The lawsuit filed by the Justice Department in 2013 alleged that S&P had engaged in a scheme to defraud investors by knowingly inflating the credit ratings it gave to RMBS and CDOs which resulted in substantial losses to investors and ultimately contributed to the worst financial crisis since the Great Depression . The government claimed that S&P’s rating decisions were based, in part, on its business concerns, rather than independent and objective as they were required to be. Reportedly, lawsuits filed by Arizona, Arkansas, California, Connecticut, Colorado, Delaware, Idaho, Illinois, Indiana, Iowa, Maine, Mississippi, Missouri, New Jersey, North Carolina, Pennsylvania, South Carolina, Tennessee, Washington, and the District of Columbia contained similar allegations.
As a part of the settlement, S&P agreed to a statement of facts that contained an admission by S&P that its ratings for CDOs were partially made based on the effect they would have on S&P’s business relationship with issuers. It also admitted that, despite knowledge within the S&P organization in 2007 that many loans in RMBS transactions it was rating were delinquent and losses were probable, it continued to issue and confirm positive ratings.

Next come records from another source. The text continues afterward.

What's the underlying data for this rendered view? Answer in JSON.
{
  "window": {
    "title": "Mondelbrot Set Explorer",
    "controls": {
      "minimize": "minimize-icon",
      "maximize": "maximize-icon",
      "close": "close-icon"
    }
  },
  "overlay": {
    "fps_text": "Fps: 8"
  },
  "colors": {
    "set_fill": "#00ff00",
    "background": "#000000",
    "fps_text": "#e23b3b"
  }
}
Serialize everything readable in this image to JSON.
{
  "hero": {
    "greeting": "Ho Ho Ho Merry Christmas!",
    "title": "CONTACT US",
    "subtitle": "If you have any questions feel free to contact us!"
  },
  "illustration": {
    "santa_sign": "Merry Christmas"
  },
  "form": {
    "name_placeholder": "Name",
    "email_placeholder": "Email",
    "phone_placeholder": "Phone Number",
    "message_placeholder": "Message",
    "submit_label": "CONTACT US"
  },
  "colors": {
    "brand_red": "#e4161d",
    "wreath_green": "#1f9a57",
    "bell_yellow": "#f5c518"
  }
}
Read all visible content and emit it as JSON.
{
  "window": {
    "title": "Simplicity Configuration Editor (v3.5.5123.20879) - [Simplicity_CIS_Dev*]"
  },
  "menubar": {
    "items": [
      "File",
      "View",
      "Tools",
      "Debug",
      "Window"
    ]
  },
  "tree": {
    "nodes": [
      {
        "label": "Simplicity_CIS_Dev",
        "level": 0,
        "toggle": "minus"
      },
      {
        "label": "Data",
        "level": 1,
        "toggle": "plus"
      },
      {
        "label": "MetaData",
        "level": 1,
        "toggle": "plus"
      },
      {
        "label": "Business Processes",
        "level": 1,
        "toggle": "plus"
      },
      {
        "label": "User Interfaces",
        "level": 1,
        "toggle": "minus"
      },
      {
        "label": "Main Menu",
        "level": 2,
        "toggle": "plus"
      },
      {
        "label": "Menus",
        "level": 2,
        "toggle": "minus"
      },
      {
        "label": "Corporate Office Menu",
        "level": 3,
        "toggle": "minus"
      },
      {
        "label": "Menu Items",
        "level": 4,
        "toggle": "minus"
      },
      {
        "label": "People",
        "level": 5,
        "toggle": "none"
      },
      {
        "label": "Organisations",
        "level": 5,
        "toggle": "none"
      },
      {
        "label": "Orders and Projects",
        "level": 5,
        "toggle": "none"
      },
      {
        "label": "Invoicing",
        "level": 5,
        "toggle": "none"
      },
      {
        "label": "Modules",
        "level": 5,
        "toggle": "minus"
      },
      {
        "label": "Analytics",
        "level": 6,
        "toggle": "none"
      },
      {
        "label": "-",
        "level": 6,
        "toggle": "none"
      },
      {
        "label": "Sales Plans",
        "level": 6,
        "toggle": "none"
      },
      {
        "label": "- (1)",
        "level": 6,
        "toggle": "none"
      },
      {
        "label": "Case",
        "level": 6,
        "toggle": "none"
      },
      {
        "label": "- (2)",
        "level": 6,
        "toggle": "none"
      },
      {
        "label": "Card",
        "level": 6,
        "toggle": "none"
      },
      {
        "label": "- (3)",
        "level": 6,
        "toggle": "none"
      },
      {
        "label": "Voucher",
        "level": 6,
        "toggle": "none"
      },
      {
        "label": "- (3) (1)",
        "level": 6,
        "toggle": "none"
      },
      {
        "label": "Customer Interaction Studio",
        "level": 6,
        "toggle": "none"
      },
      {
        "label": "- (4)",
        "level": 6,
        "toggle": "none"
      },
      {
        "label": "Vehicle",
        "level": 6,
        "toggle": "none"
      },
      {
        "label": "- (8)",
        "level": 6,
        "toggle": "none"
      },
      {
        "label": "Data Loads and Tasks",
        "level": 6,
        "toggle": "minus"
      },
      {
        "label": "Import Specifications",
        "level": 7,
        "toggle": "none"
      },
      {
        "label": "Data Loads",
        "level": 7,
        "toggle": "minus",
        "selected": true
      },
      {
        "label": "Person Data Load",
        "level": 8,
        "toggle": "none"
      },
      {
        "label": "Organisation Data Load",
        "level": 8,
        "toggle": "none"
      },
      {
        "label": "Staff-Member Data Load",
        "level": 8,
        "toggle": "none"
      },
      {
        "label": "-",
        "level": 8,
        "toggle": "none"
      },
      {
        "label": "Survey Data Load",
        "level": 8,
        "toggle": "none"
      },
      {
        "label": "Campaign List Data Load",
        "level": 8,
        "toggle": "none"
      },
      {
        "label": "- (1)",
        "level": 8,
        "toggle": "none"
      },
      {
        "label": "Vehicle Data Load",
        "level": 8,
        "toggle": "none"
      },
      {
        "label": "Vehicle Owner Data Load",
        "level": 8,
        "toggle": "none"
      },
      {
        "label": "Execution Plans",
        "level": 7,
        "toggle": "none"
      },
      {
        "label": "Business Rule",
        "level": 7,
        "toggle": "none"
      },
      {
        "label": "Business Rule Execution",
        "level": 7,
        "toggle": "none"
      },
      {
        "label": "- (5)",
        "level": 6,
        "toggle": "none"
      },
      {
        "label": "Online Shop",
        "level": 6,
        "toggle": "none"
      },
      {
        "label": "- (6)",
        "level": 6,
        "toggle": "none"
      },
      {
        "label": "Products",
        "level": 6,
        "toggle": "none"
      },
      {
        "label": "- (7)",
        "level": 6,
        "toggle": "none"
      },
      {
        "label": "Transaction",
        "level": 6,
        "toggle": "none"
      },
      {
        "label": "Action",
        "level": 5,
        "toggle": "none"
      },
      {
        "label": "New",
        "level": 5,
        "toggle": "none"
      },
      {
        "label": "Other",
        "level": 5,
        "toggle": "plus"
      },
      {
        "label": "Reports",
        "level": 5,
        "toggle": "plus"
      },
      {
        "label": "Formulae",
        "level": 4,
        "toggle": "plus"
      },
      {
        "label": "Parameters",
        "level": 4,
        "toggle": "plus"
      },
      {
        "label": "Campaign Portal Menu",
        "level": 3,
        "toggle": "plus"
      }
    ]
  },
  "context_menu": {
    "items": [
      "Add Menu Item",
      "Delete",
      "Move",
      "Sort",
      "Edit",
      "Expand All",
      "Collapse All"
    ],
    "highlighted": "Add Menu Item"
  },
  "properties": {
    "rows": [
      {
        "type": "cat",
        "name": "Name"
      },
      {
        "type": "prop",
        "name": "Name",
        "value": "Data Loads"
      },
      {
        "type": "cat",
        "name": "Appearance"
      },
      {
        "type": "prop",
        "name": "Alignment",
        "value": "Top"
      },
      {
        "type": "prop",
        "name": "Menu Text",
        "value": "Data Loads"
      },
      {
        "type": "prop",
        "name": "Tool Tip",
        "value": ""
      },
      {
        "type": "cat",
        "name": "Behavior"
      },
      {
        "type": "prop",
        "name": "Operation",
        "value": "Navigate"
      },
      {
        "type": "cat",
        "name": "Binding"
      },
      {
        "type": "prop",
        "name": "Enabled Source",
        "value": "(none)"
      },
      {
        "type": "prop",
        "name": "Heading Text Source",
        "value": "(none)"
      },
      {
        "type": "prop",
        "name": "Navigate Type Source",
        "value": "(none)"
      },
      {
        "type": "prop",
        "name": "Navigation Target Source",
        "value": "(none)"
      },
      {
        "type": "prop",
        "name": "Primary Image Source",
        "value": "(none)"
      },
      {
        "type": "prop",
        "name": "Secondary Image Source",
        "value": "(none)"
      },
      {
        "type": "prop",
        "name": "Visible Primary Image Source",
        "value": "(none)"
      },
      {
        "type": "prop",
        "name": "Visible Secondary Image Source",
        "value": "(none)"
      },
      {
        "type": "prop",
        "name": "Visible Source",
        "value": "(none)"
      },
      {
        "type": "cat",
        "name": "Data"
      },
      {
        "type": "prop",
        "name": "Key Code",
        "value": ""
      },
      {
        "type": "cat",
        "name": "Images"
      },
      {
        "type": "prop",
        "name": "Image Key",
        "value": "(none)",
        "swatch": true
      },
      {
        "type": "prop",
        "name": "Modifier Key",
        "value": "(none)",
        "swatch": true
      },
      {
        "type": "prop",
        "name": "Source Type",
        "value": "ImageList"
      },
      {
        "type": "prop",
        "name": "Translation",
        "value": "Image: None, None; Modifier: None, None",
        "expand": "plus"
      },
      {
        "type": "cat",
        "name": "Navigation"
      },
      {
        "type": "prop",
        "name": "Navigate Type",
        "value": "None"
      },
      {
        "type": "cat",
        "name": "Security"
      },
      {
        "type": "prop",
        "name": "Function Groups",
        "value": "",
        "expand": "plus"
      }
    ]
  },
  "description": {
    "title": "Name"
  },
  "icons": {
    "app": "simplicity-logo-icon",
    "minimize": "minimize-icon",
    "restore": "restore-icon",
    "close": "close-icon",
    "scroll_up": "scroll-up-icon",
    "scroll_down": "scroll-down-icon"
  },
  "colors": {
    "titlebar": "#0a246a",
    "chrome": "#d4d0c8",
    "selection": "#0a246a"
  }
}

S&P agreed to pay $1.375 billion to settle the allegations by the federal government, 19 states, and the District of Columbia. Of that, $687.5 million will be paid to the federal government as a penalty. The remaining $687.5 million will be shared by the 19 states and the District of Columbia in an allocation agreed to by the states. It is the largest penalty of its type ever paid by a ratings agency.